Last spring, when 70,000 teachers flooded the Capitol to make five demands known, there were as many leaders as followers.
Educators flexed the bullhorn, organized a band, wrote initiatives, arranged meetings with lawmakers, trained people to circulate petitions, set up tents with shade and water for their colleagues, texted relentlessly, recorded live video, made the best-crafted protest signs you ever saw, designed t-shirts and stickers, and marched.
For some, this leadership was in their blood by this point. They may have grown up in families of activists, or come from states where actual teacher strikes happen. Some had already been active in the Arizona Education Association or other political groups. Some had been department chairs, or had administrative certificates bursting in their files.
For many, though, this was the first time they had taken on what they recognized as a leadership role. Most had never done anything so… what is the best word? Massive? Pronounced? Rebellious? Revolutionary? Transformational? Who would have known at the beginning that we would have been headed toward a six day walkout from our classrooms? This was not something that most people anticipated or savored. Facebook groups helped these teacher leaders sort out their thoughts, values and beliefs, and helped communicate logistics, but where did this massive wave of teacher leadership come from?
Much of the wave has continued through to the election Tuesday, as teachers organized canvasses, worked on campaigns, and even ran for office.
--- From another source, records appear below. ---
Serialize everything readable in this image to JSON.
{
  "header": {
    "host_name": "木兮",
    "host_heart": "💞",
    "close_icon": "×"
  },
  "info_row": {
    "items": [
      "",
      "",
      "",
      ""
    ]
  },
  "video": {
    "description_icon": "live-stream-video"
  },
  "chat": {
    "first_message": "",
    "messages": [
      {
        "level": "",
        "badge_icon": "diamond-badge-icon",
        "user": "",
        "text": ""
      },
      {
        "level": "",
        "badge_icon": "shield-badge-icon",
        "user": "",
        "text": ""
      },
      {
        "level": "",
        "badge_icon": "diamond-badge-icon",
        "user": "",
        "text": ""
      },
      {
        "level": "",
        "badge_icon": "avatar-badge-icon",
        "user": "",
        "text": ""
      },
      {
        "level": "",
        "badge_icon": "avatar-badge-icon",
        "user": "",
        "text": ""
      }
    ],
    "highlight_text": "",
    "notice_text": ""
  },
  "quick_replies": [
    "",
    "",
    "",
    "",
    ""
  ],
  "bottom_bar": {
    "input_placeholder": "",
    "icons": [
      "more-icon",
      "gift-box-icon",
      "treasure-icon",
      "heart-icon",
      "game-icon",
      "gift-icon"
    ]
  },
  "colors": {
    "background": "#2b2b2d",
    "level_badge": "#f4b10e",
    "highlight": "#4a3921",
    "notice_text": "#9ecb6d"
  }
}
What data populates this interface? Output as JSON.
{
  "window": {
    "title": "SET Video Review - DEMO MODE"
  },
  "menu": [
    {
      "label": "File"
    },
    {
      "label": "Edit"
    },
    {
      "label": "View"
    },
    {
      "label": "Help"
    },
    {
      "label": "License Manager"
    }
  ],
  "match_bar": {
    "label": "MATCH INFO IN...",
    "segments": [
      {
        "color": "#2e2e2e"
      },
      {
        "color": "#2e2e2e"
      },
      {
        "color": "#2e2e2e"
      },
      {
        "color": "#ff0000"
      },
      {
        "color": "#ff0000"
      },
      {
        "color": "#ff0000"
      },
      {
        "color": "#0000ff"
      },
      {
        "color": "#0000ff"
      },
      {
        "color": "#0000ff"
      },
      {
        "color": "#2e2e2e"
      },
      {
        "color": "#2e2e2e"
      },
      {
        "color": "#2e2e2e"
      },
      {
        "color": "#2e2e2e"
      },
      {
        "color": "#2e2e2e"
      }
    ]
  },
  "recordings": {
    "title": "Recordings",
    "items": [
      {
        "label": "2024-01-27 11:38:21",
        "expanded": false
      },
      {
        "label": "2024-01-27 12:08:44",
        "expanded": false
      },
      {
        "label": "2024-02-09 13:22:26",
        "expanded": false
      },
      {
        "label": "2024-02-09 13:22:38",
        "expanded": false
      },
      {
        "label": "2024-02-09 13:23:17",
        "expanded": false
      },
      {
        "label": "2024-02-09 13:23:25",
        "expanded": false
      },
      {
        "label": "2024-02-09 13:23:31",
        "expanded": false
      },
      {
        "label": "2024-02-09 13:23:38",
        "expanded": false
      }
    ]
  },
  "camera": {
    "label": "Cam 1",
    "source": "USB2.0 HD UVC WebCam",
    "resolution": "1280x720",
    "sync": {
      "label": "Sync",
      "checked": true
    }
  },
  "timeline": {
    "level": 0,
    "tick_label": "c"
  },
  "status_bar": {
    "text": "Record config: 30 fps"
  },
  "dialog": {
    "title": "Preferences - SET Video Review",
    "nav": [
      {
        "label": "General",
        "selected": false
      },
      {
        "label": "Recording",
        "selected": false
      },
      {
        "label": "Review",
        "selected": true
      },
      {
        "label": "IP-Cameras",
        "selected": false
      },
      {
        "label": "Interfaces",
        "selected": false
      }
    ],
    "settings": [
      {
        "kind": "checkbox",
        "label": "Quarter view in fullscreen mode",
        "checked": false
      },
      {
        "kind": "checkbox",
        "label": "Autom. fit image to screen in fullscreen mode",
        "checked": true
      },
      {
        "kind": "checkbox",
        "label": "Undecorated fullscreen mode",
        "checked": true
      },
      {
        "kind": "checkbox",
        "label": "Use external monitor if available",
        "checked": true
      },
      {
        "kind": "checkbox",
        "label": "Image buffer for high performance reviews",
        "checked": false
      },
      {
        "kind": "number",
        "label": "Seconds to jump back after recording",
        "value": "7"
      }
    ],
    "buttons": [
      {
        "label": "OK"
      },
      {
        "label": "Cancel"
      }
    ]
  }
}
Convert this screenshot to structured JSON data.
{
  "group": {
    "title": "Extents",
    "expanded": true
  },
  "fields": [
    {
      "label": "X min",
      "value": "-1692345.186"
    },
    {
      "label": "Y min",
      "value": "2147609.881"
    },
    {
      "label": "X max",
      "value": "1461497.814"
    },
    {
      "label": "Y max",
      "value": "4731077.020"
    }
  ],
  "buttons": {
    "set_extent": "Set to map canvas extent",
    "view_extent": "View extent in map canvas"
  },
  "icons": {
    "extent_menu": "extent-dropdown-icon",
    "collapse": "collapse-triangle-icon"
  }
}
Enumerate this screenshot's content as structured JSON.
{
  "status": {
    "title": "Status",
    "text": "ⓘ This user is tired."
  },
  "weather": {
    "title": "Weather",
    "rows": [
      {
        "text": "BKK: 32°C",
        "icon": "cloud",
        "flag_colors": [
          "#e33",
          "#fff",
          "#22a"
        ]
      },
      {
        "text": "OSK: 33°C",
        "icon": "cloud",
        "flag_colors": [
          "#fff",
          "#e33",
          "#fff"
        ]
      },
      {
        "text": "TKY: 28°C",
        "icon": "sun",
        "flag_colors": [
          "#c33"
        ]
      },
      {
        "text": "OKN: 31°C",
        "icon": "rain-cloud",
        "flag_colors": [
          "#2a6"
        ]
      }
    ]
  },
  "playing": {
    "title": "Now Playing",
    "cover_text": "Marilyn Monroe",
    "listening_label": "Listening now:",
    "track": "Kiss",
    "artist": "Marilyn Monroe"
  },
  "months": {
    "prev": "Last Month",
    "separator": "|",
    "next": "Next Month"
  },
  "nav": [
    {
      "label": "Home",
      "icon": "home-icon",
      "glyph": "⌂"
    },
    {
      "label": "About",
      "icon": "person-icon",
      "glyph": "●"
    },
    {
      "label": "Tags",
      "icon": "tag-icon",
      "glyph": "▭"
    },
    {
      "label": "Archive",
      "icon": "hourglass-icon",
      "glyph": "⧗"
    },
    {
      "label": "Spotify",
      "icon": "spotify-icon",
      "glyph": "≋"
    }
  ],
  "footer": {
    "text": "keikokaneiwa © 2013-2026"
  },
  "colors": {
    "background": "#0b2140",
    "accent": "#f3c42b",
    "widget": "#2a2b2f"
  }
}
Will the wave roll on? Or crash upon the shore of election day, for better or worse?
This weekend, I began working with a group of teachers that will have the opportunity to strategize around this issue, or really any issue they choose. We began the 2018-19 with our Arizona cohort. I am one of three coaches, along with Heather Robinson, and our leader RosaMaria Cordova, both NBCT’s. Nell Pederson, AEA staff, will support the work and coordinate the association side of things, keeping us connected to the national effort.
Several of the new fellows this year are teachers who led important aspects of the Red for Ed movement. They will come to our program seasoned by what Nell refers to as our “professional development down at the Capitol.” It is intriguing to think about what it will mean to coach a group of teachers many of whom are already powerhouses in their own right.
As I think about how we will help this group move forward, I keep coming back to the power of reflection. Although #RedforEd, #InvestinEd and #EdWave have accomplished much in the past several months, not every battle has been won, not even close. And I can recall many rocky moments when online discussions and debates threatened to derail momentum, and yet there was always an attempt to re-assess the situation and allow new ideas to provide answers.
The main tool we will use to reflect is Developed by through a partnership among the Center for Teaching Quality, NEA and the National Board of Professional Teaching Standards, they provide a simple yet powerful matrix that any teacher can use to evaluate herself as a leader.
The competencies are not a checklist or a how-to manual by any means, and I appreciate that. Our fellows will come to us with a wealth of experiences, accomplishments, goals and ideas when it comes to teacher leadership. They may even have doubts, fears or insecurities. The competencies will give them a language with which to discuss, reflect on and strengthen their own abilities, within the contexts of their work and goals for their capstone project.
Will the #EdWave continue to roll? I believe it will, and it will deepen in its capacity, powered by the opportunities all of us take to reflect on where we are, how we got here, and where we need to be next.
Interesting essay samples and examples on: